**Try it**
Using the records below, report how many lines include "icon", and give no more than the number.
+--
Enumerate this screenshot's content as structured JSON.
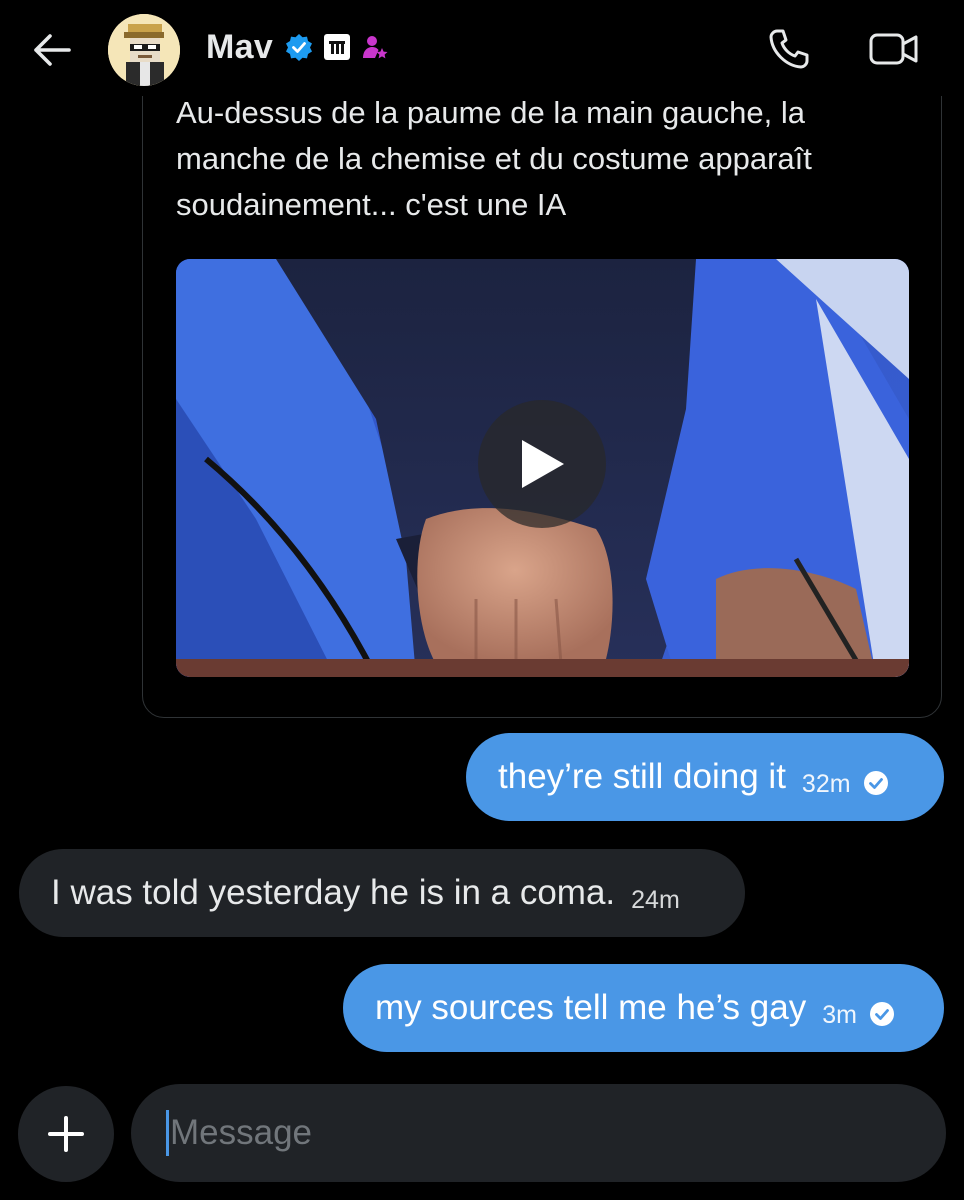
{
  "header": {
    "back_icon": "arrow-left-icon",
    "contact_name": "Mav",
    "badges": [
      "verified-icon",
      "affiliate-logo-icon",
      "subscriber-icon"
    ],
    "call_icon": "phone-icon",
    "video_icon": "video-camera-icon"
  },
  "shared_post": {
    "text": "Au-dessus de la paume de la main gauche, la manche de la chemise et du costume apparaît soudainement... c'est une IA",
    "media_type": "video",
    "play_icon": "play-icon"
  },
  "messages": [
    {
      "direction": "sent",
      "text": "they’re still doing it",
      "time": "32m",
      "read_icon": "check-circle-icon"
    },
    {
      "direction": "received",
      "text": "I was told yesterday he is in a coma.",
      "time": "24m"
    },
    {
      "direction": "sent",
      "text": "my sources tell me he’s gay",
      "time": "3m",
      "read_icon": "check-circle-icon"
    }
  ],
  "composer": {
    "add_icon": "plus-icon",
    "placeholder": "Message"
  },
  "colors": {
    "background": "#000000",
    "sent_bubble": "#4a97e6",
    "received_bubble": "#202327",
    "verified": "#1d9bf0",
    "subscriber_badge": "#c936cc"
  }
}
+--
**Solution to the problem**
10